News Selection – Food Security
Recent news chosen to illustrate and update Tread Softly briefings on Food Security.
WTO risks reputation on subsidies reform
11/12/2018: The World Trade Organisation must make progress on reforming global fishing subsidies to save the ocean and its own reputation, say international trade officials. Source: China Dialogue Ocean
Can we grow more food on less land?
3/12/2018: A report by the World Resources Institute warns that the world’s agricultural system will need drastic changes in the next few decades in order to feed billions more people without triggering a climate catastrophe. Source: New York Times
Maize everywhere, but where will Tanzania sell its surplus?
4/12/2018: Tanzania is looking for buyers for its surplus maize at a time when the region is grappling with a bumper harvest and falling prices.
Source: The East African
What fish can do for the WTO
26/11/2018: Fish will soon be off the menu, unless global leaders strike a deal ending multi-billion dollar harmful fisheries subsidies blamed for threatening world fish stocks and widening the inequitable use of marine resources. Source: Inter Press Service
Deaths before data in Yemen famine dilemma
12/11/2018: The difficulty of collecting data in war-torn Yemen complicates the decision to declare an official famine, which has a technical definition and a high threshold. Source: IRIN
UN warns Yemen in 'present danger' of famine

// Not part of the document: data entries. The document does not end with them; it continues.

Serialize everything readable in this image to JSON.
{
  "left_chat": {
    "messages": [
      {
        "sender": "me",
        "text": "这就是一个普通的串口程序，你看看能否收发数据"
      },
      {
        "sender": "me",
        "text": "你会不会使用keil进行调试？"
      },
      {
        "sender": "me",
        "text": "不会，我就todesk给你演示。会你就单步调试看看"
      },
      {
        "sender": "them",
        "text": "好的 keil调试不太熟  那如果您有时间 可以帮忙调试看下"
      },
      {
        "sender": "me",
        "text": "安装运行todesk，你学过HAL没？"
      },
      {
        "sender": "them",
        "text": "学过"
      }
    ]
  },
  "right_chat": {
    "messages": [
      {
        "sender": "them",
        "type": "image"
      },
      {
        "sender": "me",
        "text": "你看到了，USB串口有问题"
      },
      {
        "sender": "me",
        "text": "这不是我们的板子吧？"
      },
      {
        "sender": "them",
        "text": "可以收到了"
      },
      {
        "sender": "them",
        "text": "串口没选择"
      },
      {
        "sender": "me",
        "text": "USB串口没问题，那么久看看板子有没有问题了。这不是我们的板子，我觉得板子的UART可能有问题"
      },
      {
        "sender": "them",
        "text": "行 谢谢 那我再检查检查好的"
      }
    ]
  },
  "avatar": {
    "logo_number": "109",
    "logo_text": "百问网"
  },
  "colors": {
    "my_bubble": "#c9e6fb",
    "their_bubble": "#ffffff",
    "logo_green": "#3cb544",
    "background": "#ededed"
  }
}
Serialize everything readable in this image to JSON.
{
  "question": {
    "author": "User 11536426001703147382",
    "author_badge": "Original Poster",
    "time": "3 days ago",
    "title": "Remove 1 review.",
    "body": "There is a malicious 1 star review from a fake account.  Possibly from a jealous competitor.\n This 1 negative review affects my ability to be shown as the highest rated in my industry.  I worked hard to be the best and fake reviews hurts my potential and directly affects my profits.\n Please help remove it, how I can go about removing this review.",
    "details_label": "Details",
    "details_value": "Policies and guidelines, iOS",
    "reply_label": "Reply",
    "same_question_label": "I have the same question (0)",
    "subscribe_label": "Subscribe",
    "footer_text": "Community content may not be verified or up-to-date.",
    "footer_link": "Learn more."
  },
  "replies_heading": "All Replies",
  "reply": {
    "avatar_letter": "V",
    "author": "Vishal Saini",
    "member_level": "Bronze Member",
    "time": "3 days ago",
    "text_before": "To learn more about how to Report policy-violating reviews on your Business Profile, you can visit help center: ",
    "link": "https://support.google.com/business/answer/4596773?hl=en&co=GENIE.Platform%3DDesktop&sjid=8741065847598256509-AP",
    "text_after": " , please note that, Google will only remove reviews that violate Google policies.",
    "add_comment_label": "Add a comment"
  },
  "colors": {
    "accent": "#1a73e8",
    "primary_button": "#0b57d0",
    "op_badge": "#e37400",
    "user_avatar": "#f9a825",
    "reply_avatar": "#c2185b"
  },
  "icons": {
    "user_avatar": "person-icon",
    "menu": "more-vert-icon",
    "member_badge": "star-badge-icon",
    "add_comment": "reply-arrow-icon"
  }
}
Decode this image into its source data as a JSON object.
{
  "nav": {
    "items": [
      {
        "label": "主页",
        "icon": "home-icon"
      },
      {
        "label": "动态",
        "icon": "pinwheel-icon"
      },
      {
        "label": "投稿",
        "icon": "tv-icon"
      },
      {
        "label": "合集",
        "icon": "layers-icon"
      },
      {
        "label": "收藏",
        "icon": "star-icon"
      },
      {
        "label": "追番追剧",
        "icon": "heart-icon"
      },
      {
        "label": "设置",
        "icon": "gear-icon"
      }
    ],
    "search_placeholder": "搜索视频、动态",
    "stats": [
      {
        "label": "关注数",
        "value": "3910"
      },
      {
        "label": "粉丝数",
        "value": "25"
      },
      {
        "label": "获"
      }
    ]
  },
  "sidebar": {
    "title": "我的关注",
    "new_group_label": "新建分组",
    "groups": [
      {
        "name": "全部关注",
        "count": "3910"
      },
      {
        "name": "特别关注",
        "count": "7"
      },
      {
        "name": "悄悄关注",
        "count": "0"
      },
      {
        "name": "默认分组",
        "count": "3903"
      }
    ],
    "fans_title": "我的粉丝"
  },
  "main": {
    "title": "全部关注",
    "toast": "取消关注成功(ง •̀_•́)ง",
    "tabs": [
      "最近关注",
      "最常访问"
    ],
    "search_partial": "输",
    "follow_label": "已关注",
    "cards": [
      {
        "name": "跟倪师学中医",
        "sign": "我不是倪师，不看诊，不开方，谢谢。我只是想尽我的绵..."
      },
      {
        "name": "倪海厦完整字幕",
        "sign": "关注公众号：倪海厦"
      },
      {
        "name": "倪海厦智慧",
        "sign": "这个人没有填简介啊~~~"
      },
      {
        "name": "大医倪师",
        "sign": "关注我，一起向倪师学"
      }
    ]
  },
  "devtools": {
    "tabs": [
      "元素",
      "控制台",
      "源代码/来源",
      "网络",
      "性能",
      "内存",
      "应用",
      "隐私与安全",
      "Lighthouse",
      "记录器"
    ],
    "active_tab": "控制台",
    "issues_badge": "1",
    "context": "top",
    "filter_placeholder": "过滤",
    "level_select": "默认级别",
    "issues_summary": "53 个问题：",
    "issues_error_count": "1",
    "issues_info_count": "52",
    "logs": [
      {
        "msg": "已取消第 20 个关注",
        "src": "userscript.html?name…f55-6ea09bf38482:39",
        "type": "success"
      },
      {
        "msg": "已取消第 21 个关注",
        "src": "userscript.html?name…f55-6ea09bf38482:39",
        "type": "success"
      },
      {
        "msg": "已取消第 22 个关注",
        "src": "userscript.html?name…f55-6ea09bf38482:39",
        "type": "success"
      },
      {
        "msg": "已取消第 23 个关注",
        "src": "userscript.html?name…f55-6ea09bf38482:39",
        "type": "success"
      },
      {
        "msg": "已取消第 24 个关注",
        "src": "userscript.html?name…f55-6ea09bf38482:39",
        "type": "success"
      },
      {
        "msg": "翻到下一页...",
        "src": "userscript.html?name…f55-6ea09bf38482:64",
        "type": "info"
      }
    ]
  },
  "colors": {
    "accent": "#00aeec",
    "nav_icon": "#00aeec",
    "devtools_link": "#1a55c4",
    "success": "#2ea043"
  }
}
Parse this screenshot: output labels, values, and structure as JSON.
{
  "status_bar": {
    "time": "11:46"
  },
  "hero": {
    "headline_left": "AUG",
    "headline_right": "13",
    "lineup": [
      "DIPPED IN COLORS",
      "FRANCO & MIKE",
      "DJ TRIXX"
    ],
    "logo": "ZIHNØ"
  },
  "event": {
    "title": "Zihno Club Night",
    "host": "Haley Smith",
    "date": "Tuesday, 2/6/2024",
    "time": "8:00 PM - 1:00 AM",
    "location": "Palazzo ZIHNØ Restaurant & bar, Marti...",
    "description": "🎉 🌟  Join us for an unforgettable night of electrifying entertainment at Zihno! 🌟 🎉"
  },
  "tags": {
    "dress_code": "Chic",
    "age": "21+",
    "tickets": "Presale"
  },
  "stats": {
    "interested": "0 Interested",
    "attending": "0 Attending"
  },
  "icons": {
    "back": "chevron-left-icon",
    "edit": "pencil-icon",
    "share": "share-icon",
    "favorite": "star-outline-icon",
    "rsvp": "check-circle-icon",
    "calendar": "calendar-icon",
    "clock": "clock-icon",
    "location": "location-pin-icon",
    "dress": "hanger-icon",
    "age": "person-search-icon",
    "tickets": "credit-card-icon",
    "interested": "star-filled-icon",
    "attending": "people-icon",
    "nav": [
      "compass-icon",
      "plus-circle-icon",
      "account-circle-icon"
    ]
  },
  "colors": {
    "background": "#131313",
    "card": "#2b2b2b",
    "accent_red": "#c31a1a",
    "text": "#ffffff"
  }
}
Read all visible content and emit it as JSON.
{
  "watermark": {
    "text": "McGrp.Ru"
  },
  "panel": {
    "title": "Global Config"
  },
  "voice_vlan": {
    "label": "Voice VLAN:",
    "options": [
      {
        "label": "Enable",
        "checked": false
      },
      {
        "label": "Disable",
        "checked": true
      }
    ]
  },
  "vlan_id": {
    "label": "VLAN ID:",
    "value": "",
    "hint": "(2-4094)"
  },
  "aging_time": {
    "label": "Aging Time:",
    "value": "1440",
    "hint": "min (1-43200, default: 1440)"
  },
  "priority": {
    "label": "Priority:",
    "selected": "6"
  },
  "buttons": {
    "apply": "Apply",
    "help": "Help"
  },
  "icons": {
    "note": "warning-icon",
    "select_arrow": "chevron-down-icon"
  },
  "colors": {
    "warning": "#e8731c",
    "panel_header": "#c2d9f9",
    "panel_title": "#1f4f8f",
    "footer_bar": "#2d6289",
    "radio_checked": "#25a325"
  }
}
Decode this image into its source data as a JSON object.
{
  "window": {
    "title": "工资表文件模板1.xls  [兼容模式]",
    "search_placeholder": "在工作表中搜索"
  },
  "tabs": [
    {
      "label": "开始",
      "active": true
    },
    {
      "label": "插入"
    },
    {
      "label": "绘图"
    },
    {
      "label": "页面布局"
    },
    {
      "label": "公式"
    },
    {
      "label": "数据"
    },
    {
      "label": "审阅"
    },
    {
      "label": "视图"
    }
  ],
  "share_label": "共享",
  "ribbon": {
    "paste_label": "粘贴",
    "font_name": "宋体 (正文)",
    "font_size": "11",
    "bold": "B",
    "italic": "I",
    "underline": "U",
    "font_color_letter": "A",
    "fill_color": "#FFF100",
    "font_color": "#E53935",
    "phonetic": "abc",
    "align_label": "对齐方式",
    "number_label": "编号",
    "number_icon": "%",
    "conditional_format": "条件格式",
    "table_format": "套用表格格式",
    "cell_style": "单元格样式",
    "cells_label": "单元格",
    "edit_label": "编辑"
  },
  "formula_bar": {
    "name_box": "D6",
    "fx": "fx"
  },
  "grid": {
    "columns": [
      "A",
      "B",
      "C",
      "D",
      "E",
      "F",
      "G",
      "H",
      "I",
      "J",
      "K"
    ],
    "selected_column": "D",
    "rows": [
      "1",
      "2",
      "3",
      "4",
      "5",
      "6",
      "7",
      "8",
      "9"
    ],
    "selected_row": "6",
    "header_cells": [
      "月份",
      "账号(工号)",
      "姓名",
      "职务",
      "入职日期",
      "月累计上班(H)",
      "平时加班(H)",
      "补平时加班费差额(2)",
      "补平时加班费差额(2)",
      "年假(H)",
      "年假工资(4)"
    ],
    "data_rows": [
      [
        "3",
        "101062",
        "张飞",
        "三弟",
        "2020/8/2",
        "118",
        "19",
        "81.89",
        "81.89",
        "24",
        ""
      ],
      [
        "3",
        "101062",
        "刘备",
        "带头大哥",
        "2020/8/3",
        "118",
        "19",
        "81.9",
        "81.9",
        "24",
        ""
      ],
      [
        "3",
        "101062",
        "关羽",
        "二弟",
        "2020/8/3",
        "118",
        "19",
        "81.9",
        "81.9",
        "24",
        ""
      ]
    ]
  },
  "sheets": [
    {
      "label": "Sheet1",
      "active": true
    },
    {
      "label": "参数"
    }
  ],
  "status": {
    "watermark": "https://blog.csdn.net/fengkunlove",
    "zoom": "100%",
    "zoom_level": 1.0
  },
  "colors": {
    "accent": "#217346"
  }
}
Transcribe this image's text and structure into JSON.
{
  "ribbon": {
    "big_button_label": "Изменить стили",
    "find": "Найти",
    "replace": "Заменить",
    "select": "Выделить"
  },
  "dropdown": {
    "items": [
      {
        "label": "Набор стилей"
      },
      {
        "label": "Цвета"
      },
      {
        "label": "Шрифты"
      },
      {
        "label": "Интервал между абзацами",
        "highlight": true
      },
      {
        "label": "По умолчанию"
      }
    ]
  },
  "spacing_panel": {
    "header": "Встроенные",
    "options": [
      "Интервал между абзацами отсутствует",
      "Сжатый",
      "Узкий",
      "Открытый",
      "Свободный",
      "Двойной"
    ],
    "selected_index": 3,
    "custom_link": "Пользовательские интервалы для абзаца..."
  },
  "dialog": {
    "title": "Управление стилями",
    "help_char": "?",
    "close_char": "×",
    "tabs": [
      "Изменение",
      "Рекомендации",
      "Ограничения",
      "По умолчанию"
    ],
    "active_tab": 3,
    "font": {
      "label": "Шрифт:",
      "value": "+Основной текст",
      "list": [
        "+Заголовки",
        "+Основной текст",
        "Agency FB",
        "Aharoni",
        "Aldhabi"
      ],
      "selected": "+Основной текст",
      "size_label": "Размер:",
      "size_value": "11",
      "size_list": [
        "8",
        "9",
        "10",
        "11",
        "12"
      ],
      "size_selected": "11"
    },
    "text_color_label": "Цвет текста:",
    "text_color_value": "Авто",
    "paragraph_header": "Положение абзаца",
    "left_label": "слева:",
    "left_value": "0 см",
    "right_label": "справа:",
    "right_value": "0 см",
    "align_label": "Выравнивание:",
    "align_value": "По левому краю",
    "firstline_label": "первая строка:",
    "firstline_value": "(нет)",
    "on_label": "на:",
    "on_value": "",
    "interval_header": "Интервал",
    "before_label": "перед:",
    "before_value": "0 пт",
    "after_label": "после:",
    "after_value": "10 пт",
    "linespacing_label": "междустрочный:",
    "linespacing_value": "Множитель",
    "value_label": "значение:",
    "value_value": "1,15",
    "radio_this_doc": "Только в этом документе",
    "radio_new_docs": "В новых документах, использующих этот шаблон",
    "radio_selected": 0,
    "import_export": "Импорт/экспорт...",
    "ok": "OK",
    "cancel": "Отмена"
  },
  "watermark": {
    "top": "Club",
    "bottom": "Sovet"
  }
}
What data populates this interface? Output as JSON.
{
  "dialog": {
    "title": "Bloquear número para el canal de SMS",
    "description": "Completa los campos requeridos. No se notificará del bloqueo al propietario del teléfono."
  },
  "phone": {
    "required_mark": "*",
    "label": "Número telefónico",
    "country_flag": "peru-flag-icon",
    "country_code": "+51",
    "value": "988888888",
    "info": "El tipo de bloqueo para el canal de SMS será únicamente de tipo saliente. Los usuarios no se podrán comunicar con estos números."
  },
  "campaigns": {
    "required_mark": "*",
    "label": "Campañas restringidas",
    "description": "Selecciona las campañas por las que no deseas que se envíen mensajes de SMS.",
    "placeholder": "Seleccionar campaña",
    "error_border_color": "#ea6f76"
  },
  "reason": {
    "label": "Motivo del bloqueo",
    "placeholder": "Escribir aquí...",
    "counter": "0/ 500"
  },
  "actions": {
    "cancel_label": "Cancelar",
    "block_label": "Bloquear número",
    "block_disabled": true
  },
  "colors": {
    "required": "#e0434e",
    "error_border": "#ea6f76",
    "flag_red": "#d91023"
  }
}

24/10/2018: The UN's aid chief says the only way to prevent widespread famine in Yemen is by implementing a humanitarian ceasefire, allowing life-saving shipments of aid to enter the country, providing much-needed foreign exchange and ending the war. Source: DW
Tread Softly Comment: The UN issued a similar famine warning for Yemen in 2017 but there's no doubt that the current situation looks worse. A declaration of famine would heap condemnation on Saudi Arabia for its military intervention. With the horrific murder of Jamal Khashoggi also laid at the door of that country, this is surely the moment for Germany's lead in refusing further arms exports to be followed by the larger suppliers such as US and UK. Relevant Briefing: Global Food Divide
Here’s what the UN is doing to fix ‘intolerable’ wrong of hunger
16/10/2018: Since its very early years, the UN has made tackling hunger and malnutrition one of its key priorities. On World Food Day, here are some of the ways the organization contributes to the Goal of zero hunger. Source: UN News
Global hunger continues to rise, new UN report says
11/9/2018: New evidence continues to signal that the number of hungry people in the world is growing, reaching 821 million in 2017 or one in every nine people, according to The State of Food Security and Nutrition in the World 2018. Source: FAO
Tread Softly Comment: This year's UN report on global food security focuses on the impact of climate change, although it prefers the phrase "climate variability and extremes" as a better description of what people actually experience. The emphasis is on resilience and adaptation, avoiding debate on the significance of pressing for 1.5 degrees as a more acceptable target for global warming than 2 degrees. Relevant Briefing: Causes of Food Insecurity
Technological breakthroughs are changing how researchers observe the world’s fishing fleet
14/8/2018: For decades, researchers studying the global fishing industry had to cope with minimal data about what goes on out at sea. Technological breakthroughs in recent years are putting an end to that. Source: Mongabay
Tread Softly Comment: These uplifting examples illustrate how satellite data collected from automatic identification systems (AIS) has transformed capacity to detect illegal, unreported and unregulated fishing. However, the article doesn't mention that data integrity can be undermined by ships that become "dark" by switching off their AIS. Although contrary to maritime regulations, this practice has also been reported in the context of ships' captains who wish to avoid their obligation to rescue migrants attempting to cross the Mediterranean. Relevant Briefing: Causes of Biodiversity Loss
1/8/2018: A study conducted by researchers at UC Santa Barbara shows that wealthy countries’ industrial fishing fleets dominate the global oceans. This skew in power and control has important implications for how our planet shares food and wealth. Source: UC Santa Barbara
Tread Softly Comment: Too often the debate about global food security completely overlooks the importance of marine resources, which make a significant contribution to human needs for protein. This research is especially welcome because its primary focus is the imbalance in global fishing capacity between richer and poorer countries. The full paper is packed with killer facts; Spain allows foreign vessels only 4% of the catch in its own waters, whilst hoovering up 45% of resources in Guinea-Bissau. Big data tools make a key contribution to the research, although the extent of illegal, unreported, and unregulated fishing remains uncertain. Relevant Briefing: Governance of Food Security